** Data in this exercise follows **

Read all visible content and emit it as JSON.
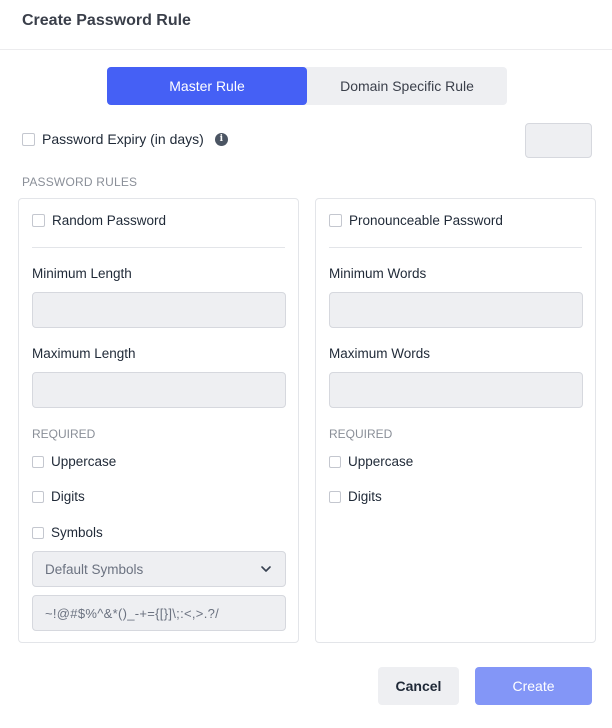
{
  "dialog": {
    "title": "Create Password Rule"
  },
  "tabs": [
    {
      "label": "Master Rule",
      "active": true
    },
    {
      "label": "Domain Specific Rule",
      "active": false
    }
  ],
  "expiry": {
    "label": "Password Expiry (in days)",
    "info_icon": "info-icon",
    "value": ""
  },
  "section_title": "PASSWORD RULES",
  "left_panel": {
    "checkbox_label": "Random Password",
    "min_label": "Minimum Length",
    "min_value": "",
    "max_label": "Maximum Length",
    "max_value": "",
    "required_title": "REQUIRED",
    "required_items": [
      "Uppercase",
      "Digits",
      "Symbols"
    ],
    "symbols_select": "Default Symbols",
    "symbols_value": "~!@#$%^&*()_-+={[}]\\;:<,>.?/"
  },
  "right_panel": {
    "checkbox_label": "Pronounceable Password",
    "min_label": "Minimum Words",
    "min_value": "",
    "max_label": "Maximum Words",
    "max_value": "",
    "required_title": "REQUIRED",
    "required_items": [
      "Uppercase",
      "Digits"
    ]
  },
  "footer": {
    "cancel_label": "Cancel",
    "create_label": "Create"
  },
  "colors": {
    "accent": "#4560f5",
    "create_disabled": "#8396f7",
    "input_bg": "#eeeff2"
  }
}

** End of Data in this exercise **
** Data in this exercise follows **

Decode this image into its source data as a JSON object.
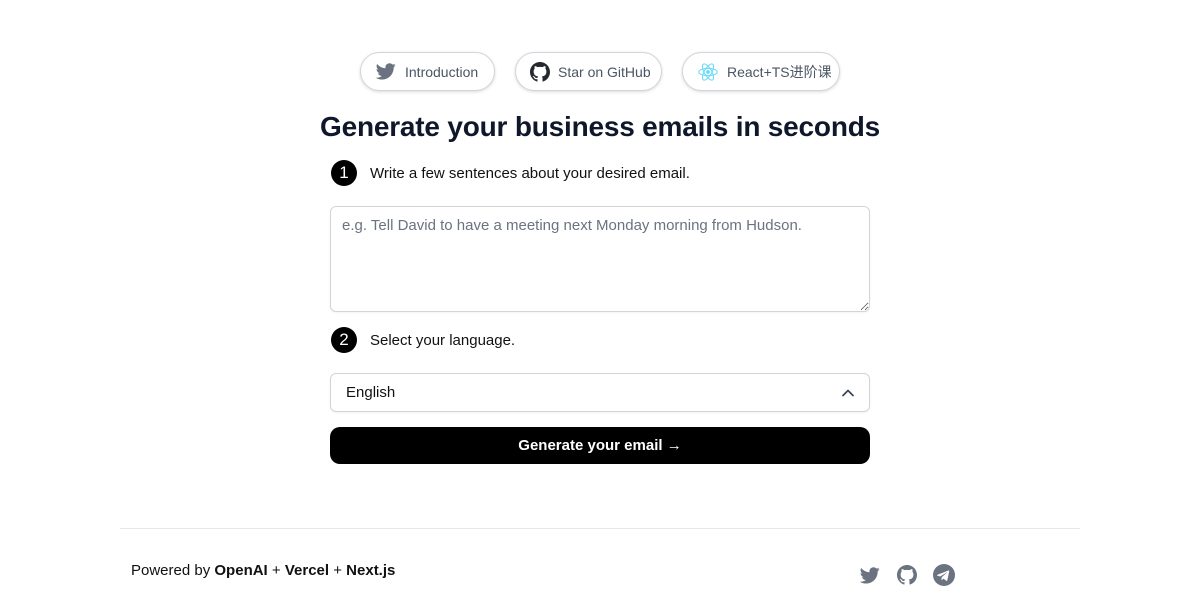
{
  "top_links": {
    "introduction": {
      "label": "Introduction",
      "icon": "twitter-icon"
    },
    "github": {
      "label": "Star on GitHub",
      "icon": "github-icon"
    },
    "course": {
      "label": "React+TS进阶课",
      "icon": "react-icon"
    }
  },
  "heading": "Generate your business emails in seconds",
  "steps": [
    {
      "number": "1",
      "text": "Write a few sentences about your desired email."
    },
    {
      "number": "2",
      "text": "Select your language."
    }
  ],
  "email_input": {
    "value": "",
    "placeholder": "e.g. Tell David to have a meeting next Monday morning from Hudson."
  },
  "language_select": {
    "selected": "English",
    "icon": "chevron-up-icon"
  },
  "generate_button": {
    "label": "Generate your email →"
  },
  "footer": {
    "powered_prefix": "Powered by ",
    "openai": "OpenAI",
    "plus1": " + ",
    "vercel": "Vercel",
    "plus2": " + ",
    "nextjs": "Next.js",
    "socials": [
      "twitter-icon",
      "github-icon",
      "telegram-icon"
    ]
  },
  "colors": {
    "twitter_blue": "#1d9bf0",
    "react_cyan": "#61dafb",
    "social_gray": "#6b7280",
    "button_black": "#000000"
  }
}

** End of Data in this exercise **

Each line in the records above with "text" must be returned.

**Solution:**
      "text": "Write a few sentences about your desired email."
      "text": "Select your language."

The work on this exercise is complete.